*** Source data ***

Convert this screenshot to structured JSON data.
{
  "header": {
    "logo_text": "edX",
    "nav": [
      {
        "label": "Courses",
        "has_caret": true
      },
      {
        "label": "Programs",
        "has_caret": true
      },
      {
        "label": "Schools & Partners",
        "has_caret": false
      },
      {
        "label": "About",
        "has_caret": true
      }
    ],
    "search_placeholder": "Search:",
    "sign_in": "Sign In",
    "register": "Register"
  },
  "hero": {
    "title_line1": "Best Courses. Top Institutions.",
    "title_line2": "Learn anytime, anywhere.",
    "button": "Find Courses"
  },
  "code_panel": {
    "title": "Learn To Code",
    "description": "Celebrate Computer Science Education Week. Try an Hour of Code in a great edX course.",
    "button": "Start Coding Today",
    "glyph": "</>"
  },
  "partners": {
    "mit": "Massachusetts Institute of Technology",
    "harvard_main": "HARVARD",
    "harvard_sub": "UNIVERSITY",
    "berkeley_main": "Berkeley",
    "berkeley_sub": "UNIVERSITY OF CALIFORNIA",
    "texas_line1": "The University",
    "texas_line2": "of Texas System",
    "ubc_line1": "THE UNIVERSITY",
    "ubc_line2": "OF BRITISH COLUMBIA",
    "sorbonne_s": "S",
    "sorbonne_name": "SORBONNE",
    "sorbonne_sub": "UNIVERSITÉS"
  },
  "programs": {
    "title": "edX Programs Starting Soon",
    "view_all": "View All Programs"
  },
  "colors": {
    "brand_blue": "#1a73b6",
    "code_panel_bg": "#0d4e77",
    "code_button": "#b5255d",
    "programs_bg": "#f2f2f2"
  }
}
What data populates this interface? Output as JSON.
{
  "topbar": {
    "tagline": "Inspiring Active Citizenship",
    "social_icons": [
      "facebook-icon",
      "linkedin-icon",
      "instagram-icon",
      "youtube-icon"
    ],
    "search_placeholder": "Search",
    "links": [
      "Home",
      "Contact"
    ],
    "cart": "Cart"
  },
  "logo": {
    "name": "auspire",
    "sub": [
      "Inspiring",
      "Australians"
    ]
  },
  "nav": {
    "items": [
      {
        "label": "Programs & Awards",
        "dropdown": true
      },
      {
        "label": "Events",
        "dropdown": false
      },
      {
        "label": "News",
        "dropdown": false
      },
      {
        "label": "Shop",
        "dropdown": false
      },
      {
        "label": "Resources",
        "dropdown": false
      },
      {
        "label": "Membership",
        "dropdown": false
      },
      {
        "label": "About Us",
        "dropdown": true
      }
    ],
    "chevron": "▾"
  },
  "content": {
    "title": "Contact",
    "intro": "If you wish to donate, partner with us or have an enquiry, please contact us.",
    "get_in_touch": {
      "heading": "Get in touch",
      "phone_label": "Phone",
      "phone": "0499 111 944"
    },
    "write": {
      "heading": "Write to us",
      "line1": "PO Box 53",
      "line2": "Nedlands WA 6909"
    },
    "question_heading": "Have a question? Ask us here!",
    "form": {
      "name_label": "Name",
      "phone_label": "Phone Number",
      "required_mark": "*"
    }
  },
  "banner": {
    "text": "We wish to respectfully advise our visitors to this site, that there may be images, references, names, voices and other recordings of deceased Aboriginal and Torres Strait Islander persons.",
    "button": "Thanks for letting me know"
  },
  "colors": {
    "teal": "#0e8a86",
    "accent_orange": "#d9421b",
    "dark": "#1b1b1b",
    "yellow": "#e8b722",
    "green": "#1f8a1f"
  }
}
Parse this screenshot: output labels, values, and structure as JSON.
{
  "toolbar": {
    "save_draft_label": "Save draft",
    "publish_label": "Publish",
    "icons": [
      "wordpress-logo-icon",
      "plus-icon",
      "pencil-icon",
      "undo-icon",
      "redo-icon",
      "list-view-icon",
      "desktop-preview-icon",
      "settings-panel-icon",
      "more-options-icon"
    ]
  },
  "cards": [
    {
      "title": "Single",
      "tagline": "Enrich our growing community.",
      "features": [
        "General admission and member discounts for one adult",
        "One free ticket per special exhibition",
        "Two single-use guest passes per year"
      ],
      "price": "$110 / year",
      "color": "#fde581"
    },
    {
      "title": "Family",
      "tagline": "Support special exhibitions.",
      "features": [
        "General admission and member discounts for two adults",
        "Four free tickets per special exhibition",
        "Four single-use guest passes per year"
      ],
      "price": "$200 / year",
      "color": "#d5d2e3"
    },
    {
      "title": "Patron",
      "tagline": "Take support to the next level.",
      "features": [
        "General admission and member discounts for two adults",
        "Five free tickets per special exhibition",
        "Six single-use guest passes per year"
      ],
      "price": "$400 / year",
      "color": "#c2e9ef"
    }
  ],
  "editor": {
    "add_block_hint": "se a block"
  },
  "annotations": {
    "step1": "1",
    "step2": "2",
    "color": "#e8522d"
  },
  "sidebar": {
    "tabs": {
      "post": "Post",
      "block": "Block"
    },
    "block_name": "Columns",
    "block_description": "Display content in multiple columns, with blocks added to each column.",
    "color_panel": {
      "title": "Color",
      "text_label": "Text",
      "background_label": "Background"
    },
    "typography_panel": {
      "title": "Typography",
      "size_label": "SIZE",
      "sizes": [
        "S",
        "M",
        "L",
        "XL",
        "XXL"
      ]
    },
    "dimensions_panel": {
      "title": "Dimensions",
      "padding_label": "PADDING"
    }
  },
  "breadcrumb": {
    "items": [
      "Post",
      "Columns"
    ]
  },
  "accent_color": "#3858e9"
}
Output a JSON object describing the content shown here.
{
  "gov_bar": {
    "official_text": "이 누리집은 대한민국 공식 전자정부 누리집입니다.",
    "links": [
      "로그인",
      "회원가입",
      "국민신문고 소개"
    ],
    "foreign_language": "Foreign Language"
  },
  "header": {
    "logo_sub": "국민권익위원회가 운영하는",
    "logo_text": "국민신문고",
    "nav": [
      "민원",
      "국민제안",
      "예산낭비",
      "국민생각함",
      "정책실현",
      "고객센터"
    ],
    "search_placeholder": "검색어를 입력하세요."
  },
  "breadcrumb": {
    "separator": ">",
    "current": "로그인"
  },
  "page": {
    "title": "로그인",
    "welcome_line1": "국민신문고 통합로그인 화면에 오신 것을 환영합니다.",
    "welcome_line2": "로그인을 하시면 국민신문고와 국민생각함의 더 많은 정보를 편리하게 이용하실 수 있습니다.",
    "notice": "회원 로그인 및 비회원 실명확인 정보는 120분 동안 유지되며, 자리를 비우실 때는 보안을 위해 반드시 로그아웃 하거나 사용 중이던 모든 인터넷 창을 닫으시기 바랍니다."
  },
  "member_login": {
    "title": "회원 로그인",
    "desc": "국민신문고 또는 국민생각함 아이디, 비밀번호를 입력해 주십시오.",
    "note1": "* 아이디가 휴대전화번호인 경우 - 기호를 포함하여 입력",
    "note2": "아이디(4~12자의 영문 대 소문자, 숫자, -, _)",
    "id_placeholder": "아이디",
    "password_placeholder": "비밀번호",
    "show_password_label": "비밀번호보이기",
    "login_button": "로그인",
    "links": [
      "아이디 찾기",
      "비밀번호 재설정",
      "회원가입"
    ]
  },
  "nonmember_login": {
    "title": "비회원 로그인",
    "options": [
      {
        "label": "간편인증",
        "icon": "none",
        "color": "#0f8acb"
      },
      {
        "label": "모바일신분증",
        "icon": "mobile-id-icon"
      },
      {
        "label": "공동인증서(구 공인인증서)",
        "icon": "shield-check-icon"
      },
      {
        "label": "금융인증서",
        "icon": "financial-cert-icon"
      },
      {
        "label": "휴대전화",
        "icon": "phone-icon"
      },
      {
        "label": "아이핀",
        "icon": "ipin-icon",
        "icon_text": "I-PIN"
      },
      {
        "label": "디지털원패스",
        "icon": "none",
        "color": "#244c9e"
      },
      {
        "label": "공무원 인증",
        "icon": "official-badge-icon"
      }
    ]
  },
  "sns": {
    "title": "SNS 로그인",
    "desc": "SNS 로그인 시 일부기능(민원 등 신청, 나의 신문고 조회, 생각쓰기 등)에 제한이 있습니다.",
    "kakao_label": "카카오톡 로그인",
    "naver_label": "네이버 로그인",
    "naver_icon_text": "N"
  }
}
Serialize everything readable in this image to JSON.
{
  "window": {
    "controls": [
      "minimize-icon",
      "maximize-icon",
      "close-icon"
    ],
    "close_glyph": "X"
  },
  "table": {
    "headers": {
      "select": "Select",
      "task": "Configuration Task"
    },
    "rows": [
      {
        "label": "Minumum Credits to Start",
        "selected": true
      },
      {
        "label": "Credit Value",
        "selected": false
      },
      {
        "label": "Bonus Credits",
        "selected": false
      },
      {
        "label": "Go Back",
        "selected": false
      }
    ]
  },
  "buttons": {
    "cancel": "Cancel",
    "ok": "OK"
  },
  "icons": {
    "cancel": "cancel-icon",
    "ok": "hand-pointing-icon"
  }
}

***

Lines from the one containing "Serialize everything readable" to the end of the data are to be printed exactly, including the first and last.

*Answer to this exercise*.
Serialize everything readable in this image to JSON.
{
  "window": {
    "controls": [
      "minimize-icon",
      "maximize-icon",
      "close-icon"
    ],
    "close_glyph": "X"
  },
  "table": {
    "headers": {
      "select": "Select",
      "task": "Configuration Task"
    },
    "rows": [
      {
        "label": "Minumum Credits to Start",
        "selected": true
      },
      {
        "label": "Credit Value",
        "selected": false
      },
      {
        "label": "Bonus Credits",
        "selected": false
      },
      {
        "label": "Go Back",
        "selected": false
      }
    ]
  },
  "buttons": {
    "cancel": "Cancel",
    "ok": "OK"
  },
  "icons": {
    "cancel": "cancel-icon",
    "ok": "hand-pointing-icon"
  }
}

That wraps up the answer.